The Iliad Book 6
The battle continues with Ajax Telamon killing Trojans along side the rampaging Diomedes. Polypoetes, and Antilochus join in the fray while Menelaus attacks the Trojan Adrestus. Adrestus begs to be given mercy and Menelaus considers, but Agamemnon chides him for being weak. Agamemnon stabs Adrestus as Nestor speaks to raise the morale of the Greek troops.
The Greek army begins to beat the Trojans back. The Trojan seer Helenus, tells Aeneas to rally the Trojan troops. He also tells Hector to return to the city and sacrifice to the gods requesting that Diomedes' be held back. Helenus explains that Diomedes is now the strongest Greek because Achilles is out of the battle. Both men carry out their instructions.

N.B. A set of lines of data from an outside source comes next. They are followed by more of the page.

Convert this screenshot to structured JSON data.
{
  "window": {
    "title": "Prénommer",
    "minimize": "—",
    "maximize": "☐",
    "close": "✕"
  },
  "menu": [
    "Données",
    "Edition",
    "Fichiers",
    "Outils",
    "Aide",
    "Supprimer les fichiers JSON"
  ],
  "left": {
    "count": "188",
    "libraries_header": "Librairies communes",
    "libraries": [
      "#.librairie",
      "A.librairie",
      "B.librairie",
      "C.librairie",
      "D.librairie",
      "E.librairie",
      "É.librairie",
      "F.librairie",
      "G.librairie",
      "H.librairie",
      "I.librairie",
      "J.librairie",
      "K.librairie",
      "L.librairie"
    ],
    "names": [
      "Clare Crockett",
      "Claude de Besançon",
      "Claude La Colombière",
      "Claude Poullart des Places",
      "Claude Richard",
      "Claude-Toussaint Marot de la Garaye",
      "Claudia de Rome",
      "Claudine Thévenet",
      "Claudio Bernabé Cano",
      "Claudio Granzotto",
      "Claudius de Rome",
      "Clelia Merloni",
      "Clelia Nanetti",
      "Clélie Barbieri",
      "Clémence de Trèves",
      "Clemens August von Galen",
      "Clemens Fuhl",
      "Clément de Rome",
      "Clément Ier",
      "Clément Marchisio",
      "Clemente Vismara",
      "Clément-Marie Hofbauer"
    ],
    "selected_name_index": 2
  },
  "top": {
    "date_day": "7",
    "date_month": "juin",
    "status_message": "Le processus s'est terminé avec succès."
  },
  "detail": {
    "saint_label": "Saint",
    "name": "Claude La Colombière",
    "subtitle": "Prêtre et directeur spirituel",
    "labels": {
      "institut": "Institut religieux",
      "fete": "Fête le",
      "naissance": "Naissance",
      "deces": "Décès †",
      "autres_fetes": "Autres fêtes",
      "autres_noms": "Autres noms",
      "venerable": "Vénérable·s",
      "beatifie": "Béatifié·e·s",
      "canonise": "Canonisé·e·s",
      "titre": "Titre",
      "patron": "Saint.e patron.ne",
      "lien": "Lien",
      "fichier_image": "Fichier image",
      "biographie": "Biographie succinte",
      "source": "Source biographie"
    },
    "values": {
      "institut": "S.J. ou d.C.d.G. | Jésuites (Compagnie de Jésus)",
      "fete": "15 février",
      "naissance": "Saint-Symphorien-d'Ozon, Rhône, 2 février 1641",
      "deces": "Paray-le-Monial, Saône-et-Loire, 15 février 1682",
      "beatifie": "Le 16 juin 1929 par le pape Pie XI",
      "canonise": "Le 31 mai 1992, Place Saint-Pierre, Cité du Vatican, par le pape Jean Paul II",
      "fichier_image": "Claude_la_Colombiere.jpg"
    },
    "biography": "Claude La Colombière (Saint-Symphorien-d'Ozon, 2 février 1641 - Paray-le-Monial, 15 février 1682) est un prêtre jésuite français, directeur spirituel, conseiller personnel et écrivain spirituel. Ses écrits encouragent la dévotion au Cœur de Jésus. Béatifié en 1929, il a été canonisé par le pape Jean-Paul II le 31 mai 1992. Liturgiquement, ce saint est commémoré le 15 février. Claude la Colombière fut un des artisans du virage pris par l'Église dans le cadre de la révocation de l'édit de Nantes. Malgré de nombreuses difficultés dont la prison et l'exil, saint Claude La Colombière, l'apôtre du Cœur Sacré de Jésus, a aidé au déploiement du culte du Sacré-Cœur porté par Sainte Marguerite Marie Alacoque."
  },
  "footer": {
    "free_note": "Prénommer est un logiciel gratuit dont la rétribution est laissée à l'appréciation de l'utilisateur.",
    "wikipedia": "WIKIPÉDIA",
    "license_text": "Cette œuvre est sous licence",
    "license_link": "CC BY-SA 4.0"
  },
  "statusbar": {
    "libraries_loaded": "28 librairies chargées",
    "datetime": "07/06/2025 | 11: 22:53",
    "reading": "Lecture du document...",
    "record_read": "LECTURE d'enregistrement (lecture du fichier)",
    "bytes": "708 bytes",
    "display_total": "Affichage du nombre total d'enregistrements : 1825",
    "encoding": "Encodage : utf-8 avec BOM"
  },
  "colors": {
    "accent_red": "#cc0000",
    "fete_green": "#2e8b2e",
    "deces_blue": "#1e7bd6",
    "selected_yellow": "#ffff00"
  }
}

Glaucus and Diomedes meet in No man's land. Diomedes asks Glaucus about his lineage because he is afraid to fight another divinity, citing the story of Lycurgus and his attack on the immortals with its resulting blindness. Glaucus tells the story of his father Sisyphus and Diomedes realizes that the two men are Guest-friends. They decide not to fight each other and exchange armor as a token of this pledge. Zeus takes Glaucus' wits away because he allows him to trade his gold armor for Diomedes' bronze.
Hector arrives in Troy and meets his mother Hecuba. He tells his mother to pray to Athena for the defeat of Diomedes. He does not perform the sacrifice himself because he is covered with the filth of battle. Hecuba offers a dress to Athena and the sacrifice of twelve heifers, but the goddess meets this with deaf ears.
Hector goes to the halls of Paris to find him polishing his armor rather than fighting. He berates his brother and Paris admits that he is a coward and pledges to proceed to battle immediately. Helen asks Hector to sit and speak with her but Hector says that he must go to see his wife and son.
He finds his wife in the watch tower overlooking the battle. Andromache begs Hector to think of his son, Astayanax and not risk his life in the midst of the battle, but to guide the fight from the walls instead. She implores him to think of her too, so that she and her son would never be bereft of a husband and father. Hector is touched by this plea, but does not allow himself to be moved:
"All this weighs on my mind too, dear woman.
But I would die of shame to face the men of Troy
And the Trojan women trailing their long robes
If I would shrink from battle now, a coward." Book 6, lines 523-525
Hector's fear of shame overpowers his fear of death and concern for his family. Also, in the following lines, Hector reveals to us that he thinks Troy will fall and Priam will die, predicting the dark fate of his wife and child sold as slaves in a far - off land. He prays for the future of his son and tries to cheer up his wife, but she remains sad. After leaving his family and exhibiting such empathetic behavior, Hector meets up with Paris, who has prepared for battle and the two leave through the Scaean gates. Paris attempts to downplay his own fighting prowess and Hector chastises him lightly, criticizing him only for avoiding battle, not for lack of ability.